Omit the pictures and output every entry below exactly as written.

__Page and application data records__:
-=-=-=-=-

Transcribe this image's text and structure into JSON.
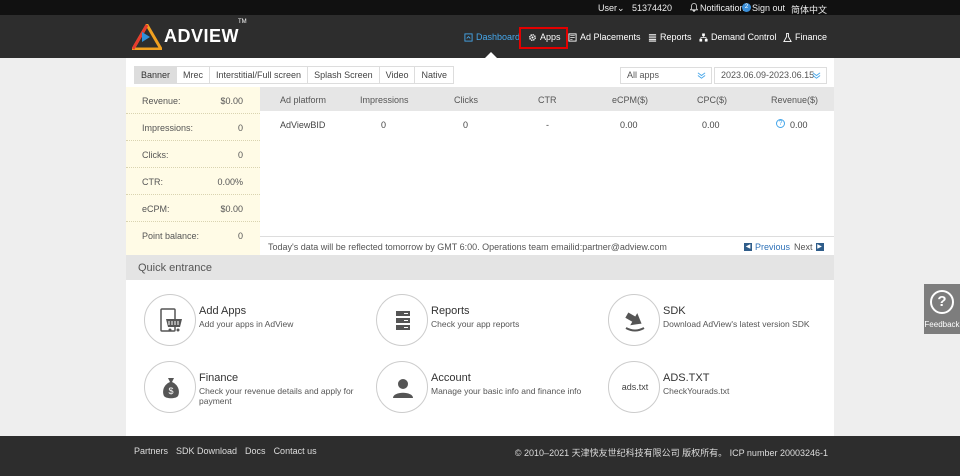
{
  "topbar": {
    "user_label": "User",
    "user_id": "51374420",
    "notification": "Notification",
    "notification_count": "2",
    "sign_out": "Sign out",
    "language": "简体中文"
  },
  "brand": {
    "name": "ADVIEW",
    "tm": "TM"
  },
  "nav": {
    "items": [
      {
        "label": "Dashboard",
        "icon": "dashboard-icon",
        "active": true
      },
      {
        "label": "Apps",
        "icon": "gear-icon"
      },
      {
        "label": "Ad Placements",
        "icon": "ad-placements-icon"
      },
      {
        "label": "Reports",
        "icon": "reports-icon"
      },
      {
        "label": "Demand Control",
        "icon": "network-icon"
      },
      {
        "label": "Finance",
        "icon": "flask-icon"
      }
    ]
  },
  "tabs": [
    "Banner",
    "Mrec",
    "Interstitial/Full screen",
    "Splash Screen",
    "Video",
    "Native"
  ],
  "filters": {
    "app_select": "All apps",
    "date_range": "2023.06.09-2023.06.15"
  },
  "summary": [
    {
      "label": "Revenue:",
      "value": "$0.00"
    },
    {
      "label": "Impressions:",
      "value": "0"
    },
    {
      "label": "Clicks:",
      "value": "0"
    },
    {
      "label": "CTR:",
      "value": "0.00%"
    },
    {
      "label": "eCPM:",
      "value": "$0.00"
    },
    {
      "label": "Point balance:",
      "value": "0"
    }
  ],
  "table": {
    "columns": [
      "Ad platform",
      "Impressions",
      "Clicks",
      "CTR",
      "eCPM($)",
      "CPC($)",
      "Revenue($)"
    ],
    "rows": [
      [
        "AdViewBID",
        "0",
        "0",
        "-",
        "0.00",
        "0.00",
        "0.00"
      ]
    ],
    "note": "Today's data will be reflected tomorrow by GMT 6:00. Operations team emailid:partner@adview.com",
    "previous": "Previous",
    "next": "Next"
  },
  "quick": {
    "title": "Quick entrance",
    "items": [
      {
        "title": "Add Apps",
        "desc": "Add your apps in AdView",
        "icon": "cart-icon"
      },
      {
        "title": "Reports",
        "desc": "Check your app reports",
        "icon": "server-icon"
      },
      {
        "title": "SDK",
        "desc": "Download AdView's latest version SDK",
        "icon": "download-icon"
      },
      {
        "title": "Finance",
        "desc": "Check your revenue details and apply for payment",
        "icon": "money-bag-icon"
      },
      {
        "title": "Account",
        "desc": "Manage your basic info and finance info",
        "icon": "user-icon"
      },
      {
        "title": "ADS.TXT",
        "desc": "CheckYourads.txt",
        "icon_text": "ads.txt"
      }
    ]
  },
  "feedback": {
    "label": "Feedback",
    "glyph": "?"
  },
  "footer": {
    "links": [
      "Partners",
      "SDK Download",
      "Docs",
      "Contact us"
    ],
    "copyright": "© 2010–2021 天津快友世纪科技有限公司 版权所有。 ICP number 20003246-1"
  },
  "colors": {
    "accent": "#45a6ea",
    "header": "#2d2d2d",
    "highlight": "#e30000"
  }
}
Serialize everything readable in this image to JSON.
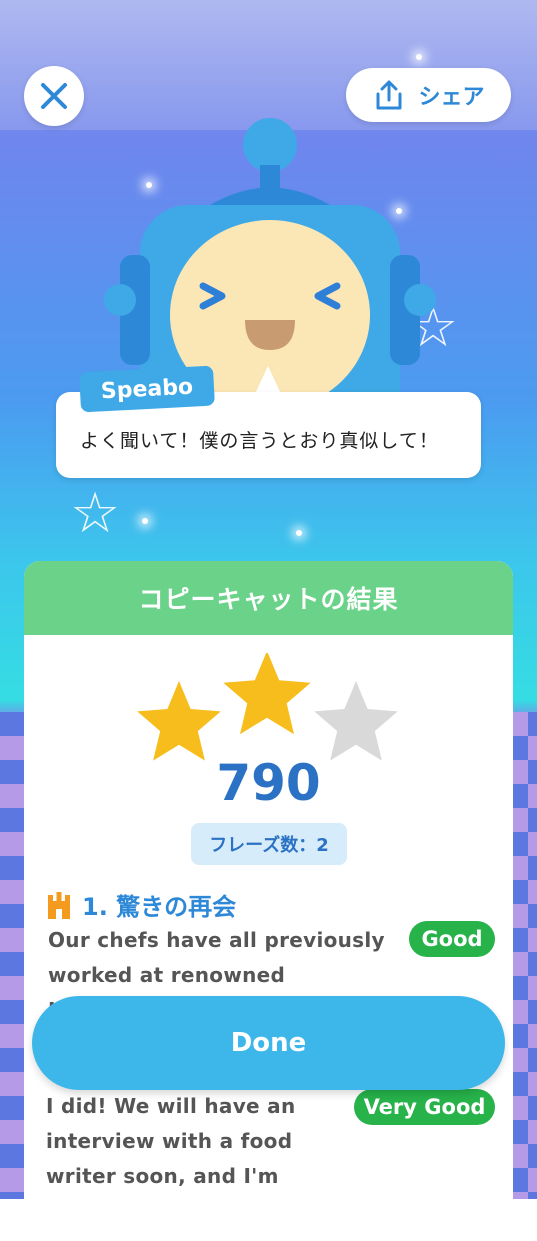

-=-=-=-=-

__Task output__:
Transcribe this image's text and structure into JSON.
{
  "topbar": {
    "user_label": "User",
    "user_id": "51374420",
    "notification": "Notification",
    "notification_count": "2",
    "sign_out": "Sign out",
    "language": "简体中文"
  },
  "brand": {
    "name": "ADVIEW",
    "tm": "TM"
  },
  "nav": {
    "items": [
      {
        "label": "Dashboard",
        "icon": "dashboard-icon",
        "active": true
      },
      {
        "label": "Apps",
        "icon": "gear-icon"
      },
      {
        "label": "Ad Placements",
        "icon": "ad-placements-icon"
      },
      {
        "label": "Reports",
        "icon": "reports-icon"
      },
      {
        "label": "Demand Control",
        "icon": "network-icon"
      },
      {
        "label": "Finance",
        "icon": "flask-icon"
      }
    ]
  },
  "tabs": [
    "Banner",
    "Mrec",
    "Interstitial/Full screen",
    "Splash Screen",
    "Video",
    "Native"
  ],
  "filters": {
    "app_select": "All apps",
    "date_range": "2023.06.09-2023.06.15"
  },
  "summary": [
    {
      "label": "Revenue:",
      "value": "$0.00"
    },
    {
      "label": "Impressions:",
      "value": "0"
    },
    {
      "label": "Clicks:",
      "value": "0"
    },
    {
      "label": "CTR:",
      "value": "0.00%"
    },
    {
      "label": "eCPM:",
      "value": "$0.00"
    },
    {
      "label": "Point balance:",
      "value": "0"
    }
  ],
  "table": {
    "columns": [
      "Ad platform",
      "Impressions",
      "Clicks",
      "CTR",
      "eCPM($)",
      "CPC($)",
      "Revenue($)"
    ],
    "rows": [
      [
        "AdViewBID",
        "0",
        "0",
        "-",
        "0.00",
        "0.00",
        "0.00"
      ]
    ],
    "note": "Today's data will be reflected tomorrow by GMT 6:00. Operations team emailid:partner@adview.com",
    "previous": "Previous",
    "next": "Next"
  },
  "quick": {
    "title": "Quick entrance",
    "items": [
      {
        "title": "Add Apps",
        "desc": "Add your apps in AdView",
        "icon": "cart-icon"
      },
      {
        "title": "Reports",
        "desc": "Check your app reports",
        "icon": "server-icon"
      },
      {
        "title": "SDK",
        "desc": "Download AdView's latest version SDK",
        "icon": "download-icon"
      },
      {
        "title": "Finance",
        "desc": "Check your revenue details and apply for payment",
        "icon": "money-bag-icon"
      },
      {
        "title": "Account",
        "desc": "Manage your basic info and finance info",
        "icon": "user-icon"
      },
      {
        "title": "ADS.TXT",
        "desc": "CheckYourads.txt",
        "icon_text": "ads.txt"
      }
    ]
  },
  "feedback": {
    "label": "Feedback",
    "glyph": "?"
  },
  "footer": {
    "links": [
      "Partners",
      "SDK Download",
      "Docs",
      "Contact us"
    ],
    "copyright": "© 2010–2021 天津快友世纪科技有限公司 版权所有。 ICP number 20003246-1"
  },
  "colors": {
    "accent": "#45a6ea",
    "header": "#2d2d2d",
    "highlight": "#e30000"
  }
}
Serialize everything readable in this image to JSON.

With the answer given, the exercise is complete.